ACTIVITY →
Each record is to be copied exactly as written.

THE INPUT →
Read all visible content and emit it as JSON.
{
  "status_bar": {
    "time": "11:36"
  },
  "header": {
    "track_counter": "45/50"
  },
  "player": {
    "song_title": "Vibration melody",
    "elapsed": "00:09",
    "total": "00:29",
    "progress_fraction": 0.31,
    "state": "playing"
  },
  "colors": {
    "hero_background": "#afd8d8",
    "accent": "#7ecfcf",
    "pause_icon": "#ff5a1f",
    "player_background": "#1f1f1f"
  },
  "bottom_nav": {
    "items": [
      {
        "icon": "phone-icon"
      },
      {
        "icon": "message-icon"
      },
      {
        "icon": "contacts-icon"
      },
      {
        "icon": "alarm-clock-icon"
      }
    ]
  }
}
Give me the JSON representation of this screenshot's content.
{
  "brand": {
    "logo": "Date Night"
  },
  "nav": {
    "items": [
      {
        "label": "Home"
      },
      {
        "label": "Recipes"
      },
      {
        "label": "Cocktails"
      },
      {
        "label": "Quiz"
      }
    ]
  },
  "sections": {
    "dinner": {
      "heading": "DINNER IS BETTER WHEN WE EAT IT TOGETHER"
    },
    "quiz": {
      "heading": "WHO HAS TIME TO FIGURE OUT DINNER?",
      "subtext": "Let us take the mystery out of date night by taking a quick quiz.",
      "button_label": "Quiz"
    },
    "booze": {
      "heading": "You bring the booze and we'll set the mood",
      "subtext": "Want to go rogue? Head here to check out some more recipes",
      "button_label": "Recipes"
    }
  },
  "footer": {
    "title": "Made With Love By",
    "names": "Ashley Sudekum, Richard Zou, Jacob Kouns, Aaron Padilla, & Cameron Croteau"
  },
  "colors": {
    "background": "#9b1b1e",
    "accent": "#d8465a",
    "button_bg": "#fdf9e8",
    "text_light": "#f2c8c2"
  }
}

ANSWER SPACE →
Read all visible content and emit it as JSON.
{
  "status_bar": {
    "time": "11:36"
  },
  "header": {
    "track_counter": "45/50"
  },
  "player": {
    "song_title": "Vibration melody",
    "elapsed": "00:09",
    "total": "00:29",
    "progress_fraction": 0.31,
    "state": "playing"
  },
  "colors": {
    "hero_background": "#afd8d8",
    "accent": "#7ecfcf",
    "pause_icon": "#ff5a1f",
    "player_background": "#1f1f1f"
  },
  "bottom_nav": {
    "items": [
      {
        "icon": "phone-icon"
      },
      {
        "icon": "message-icon"
      },
      {
        "icon": "contacts-icon"
      },
      {
        "icon": "alarm-clock-icon"
      }
    ]
  }
}
Give me the JSON representation of this screenshot's content.
{
  "brand": {
    "logo": "Date Night"
  },
  "nav": {
    "items": [
      {
        "label": "Home"
      },
      {
        "label": "Recipes"
      },
      {
        "label": "Cocktails"
      },
      {
        "label": "Quiz"
      }
    ]
  },
  "sections": {
    "dinner": {
      "heading": "DINNER IS BETTER WHEN WE EAT IT TOGETHER"
    },
    "quiz": {
      "heading": "WHO HAS TIME TO FIGURE OUT DINNER?",
      "subtext": "Let us take the mystery out of date night by taking a quick quiz.",
      "button_label": "Quiz"
    },
    "booze": {
      "heading": "You bring the booze and we'll set the mood",
      "subtext": "Want to go rogue? Head here to check out some more recipes",
      "button_label": "Recipes"
    }
  },
  "footer": {
    "title": "Made With Love By",
    "names": "Ashley Sudekum, Richard Zou, Jacob Kouns, Aaron Padilla, & Cameron Croteau"
  },
  "colors": {
    "background": "#9b1b1e",
    "accent": "#d8465a",
    "button_bg": "#fdf9e8",
    "text_light": "#f2c8c2"
  }
}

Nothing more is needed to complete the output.